(Data about app and page elements)
- - - - - - -
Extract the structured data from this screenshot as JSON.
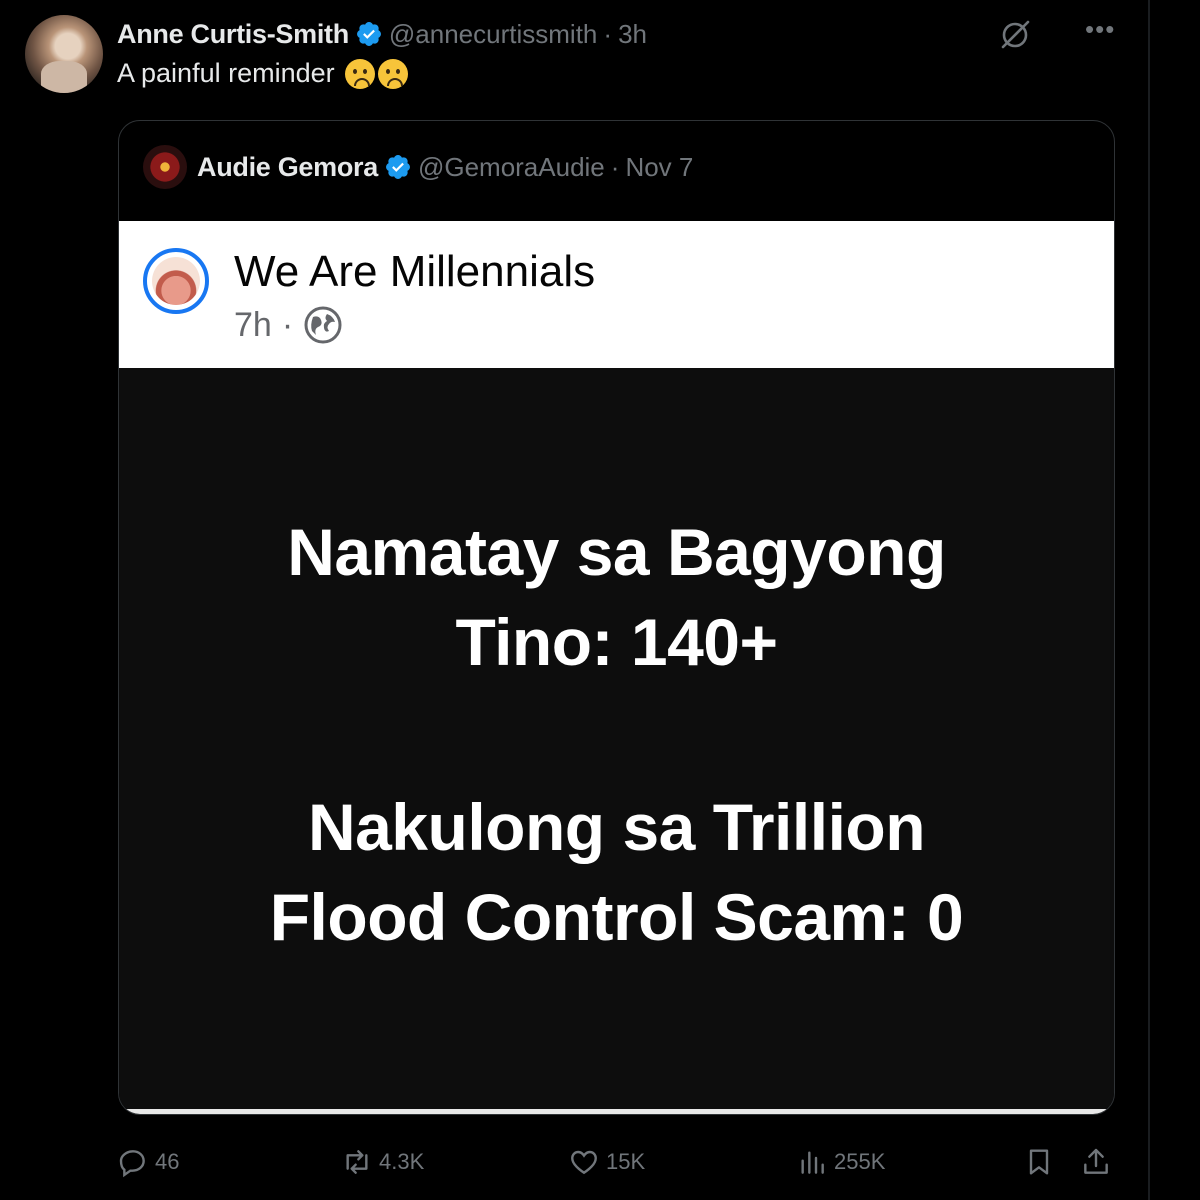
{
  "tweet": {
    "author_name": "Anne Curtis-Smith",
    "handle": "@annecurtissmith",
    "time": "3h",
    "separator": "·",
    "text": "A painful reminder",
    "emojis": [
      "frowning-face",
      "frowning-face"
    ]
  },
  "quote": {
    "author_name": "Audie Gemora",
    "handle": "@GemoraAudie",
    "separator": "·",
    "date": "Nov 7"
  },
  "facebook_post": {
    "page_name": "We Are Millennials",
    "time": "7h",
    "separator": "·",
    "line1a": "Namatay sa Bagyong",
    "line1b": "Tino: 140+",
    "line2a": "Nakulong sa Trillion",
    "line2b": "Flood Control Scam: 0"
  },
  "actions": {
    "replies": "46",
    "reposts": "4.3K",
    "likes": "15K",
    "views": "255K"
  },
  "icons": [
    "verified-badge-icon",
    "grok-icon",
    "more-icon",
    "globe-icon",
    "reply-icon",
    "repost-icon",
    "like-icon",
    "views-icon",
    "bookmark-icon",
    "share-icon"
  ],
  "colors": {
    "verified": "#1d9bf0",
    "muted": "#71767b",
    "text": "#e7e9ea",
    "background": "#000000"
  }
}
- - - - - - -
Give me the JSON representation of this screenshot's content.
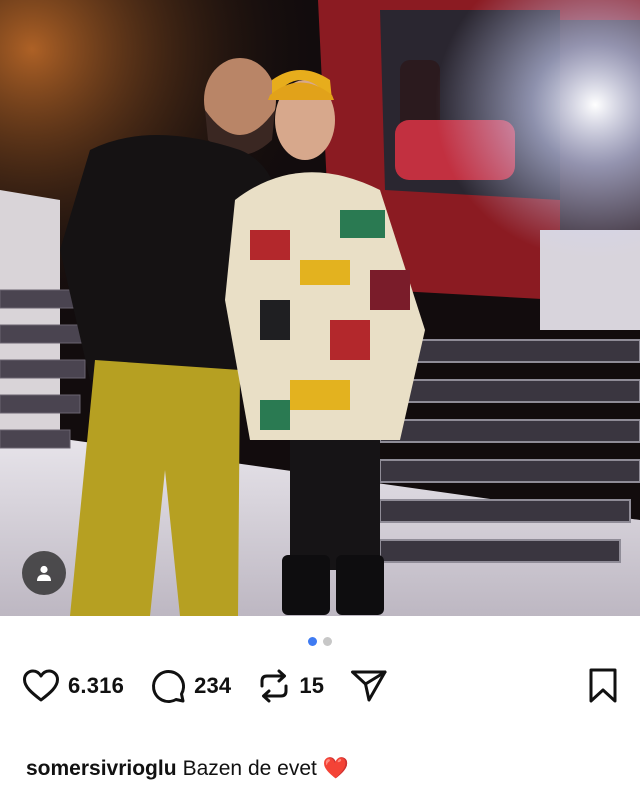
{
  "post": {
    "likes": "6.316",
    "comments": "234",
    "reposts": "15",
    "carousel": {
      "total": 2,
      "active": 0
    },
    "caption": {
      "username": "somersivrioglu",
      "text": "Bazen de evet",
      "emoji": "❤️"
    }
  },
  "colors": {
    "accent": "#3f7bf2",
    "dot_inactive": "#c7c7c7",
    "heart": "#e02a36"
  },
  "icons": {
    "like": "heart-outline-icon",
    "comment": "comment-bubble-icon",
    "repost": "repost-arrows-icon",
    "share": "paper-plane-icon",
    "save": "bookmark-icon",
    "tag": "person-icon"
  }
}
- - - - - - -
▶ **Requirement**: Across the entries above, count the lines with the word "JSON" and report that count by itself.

▶ **Result**: 2